In our churches today, widows are still a needy group, but in many ways they are a lot better off than the widows of ancient times. Being more educated, they are able to be independent, plus there are laws protecting them, as well as social institutions that have been set up to help them. I believe what is more valuable to us now from this passage of scripture is the principle behind the prescriptions given here for the widows, And that principle is that: the church has an obligation to provide material care for the needy members who have no one to help them, and who are unable to help themselves.

Although we would want to avoid becoming a social institution, preaching nothing more than a social gospel, there is a place for a ministry of help to the needy in the church. James, the brother of our Lord, said that if we say to a brother or a sister who is unclothed and unfed, 'Depart in peace, be warmed, be filled,' and not lift a finger to help them, then our profession of faith is an empty profession (for faith without works is dead). There must also be a ministry of supplying to the basic physical necessities of life, and not just spiritual nurture, when such is needed. But remember: this is a ministry that must be carried out with great caution, so that the church never becomes a society of dependents seeking for handouts and an easy living. 

4. Dealing with Rich Members (6:17-19)

Let us go on to consider one last group that Timothy was given instructions on, and that is the rich members of his church. Here we can observe something quite important: Timothy was not told to ask the rich to give up their riches. There is nothing wrong or unscriptural about being materially rich. One does not have to become poor in order to be more spiritual. The Bible abounds with examples of men who were well-endowed with this world's goods and yet spiritually well: for instance Abraham, Jacob, Job, Joseph of Arimathea, and Barnabas. 

What the scriptures warn however, is that those who are wealthy must be careful not to let their wealth become a trap to them, tempting them into spiritual apathy, coveteousness and sin. Riches and the cares of this life can easily become like thorns choking the seeds of faith and God's Word in the heart of the believer. And this is a problem faced by believers in Singapore with our nation's well-known emphasis on material wealth. And so we must be careful and ready to minister to one another when we see believers falling into this trap. In I Timothy 6:17, Timothy was told to 'Charge them that are rich in this world, that they be not highminded, nor trust in uncertain riches, but in the living God, who giveth us richly all things to enjoy.' 

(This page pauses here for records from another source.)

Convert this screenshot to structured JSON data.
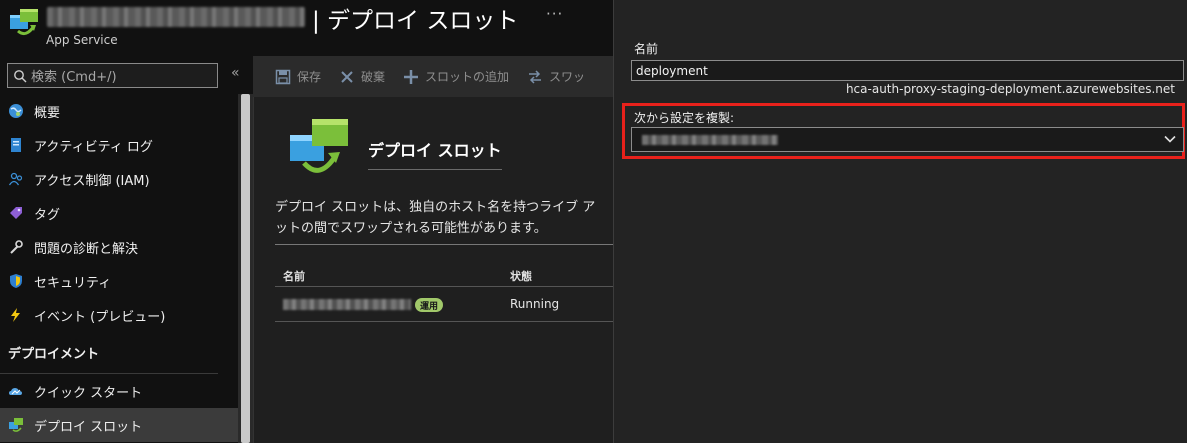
{
  "header": {
    "title": "| デプロイ スロット",
    "subtitle": "App Service",
    "more": "···"
  },
  "sidebar": {
    "search_placeholder": "検索 (Cmd+/)",
    "collapse": "«",
    "items": [
      {
        "label": "概要",
        "icon": "globe-icon"
      },
      {
        "label": "アクティビティ ログ",
        "icon": "activity-log-icon"
      },
      {
        "label": "アクセス制御 (IAM)",
        "icon": "people-icon"
      },
      {
        "label": "タグ",
        "icon": "tag-icon"
      },
      {
        "label": "問題の診断と解決",
        "icon": "wrench-icon"
      },
      {
        "label": "セキュリティ",
        "icon": "shield-icon"
      },
      {
        "label": "イベント (プレビュー)",
        "icon": "lightning-icon"
      }
    ],
    "section": "デプロイメント",
    "section_items": [
      {
        "label": "クイック スタート",
        "icon": "cloud-icon"
      },
      {
        "label": "デプロイ スロット",
        "icon": "deployment-slots-icon"
      }
    ]
  },
  "toolbar": {
    "save": "保存",
    "discard": "破棄",
    "add_slot": "スロットの追加",
    "swap": "スワッ"
  },
  "main": {
    "title": "デプロイ スロット",
    "description_line1": "デプロイ スロットは、独自のホスト名を持つライブ ア",
    "description_line2": "ットの間でスワップされる可能性があります。",
    "col_name": "名前",
    "col_status": "状態",
    "row_badge": "運用",
    "row_status": "Running"
  },
  "panel": {
    "name_label": "名前",
    "name_value": "deployment",
    "hostname": "hca-auth-proxy-staging-deployment.azurewebsites.net",
    "clone_label": "次から設定を複製:"
  },
  "colors": {
    "highlight": "#e8211b",
    "badge": "#a1c86a",
    "accent_blue": "#0078d4"
  }
}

With that we bring our study of this spiritual gift to a conclusion: we have seen that those who have the gift of pastoring and are appointed as leaders in the church need to get to know the people well. We have also seen the different ways in which leaders are to deal with the various kinds of people. And I think you can see that it is not an easy task to shepherd the flock of God. 

The demands are great because of the manifold facets involved in dealing with individuals. It takes skill, courage, patience, gentleness and above all, it takes love. Let those of us who are leaders or who are aspiring to any kind of leadership in the church therefore concentrate on cultivating these things in our lives. For if we do so, the flock of God will be well cared for. And it must be well-cared for.

Vision & Mission

 

To build a united church family that is committed to making disciples through Salvation, Sanctification and Service, to the glory of God.

Verse for the Week

December 3 & 10 - Holy Living

Seeing then that all these things shall be dissolved, what manner of persons ought ye to be in all holy conversation and godliness, 2 Peter 3:11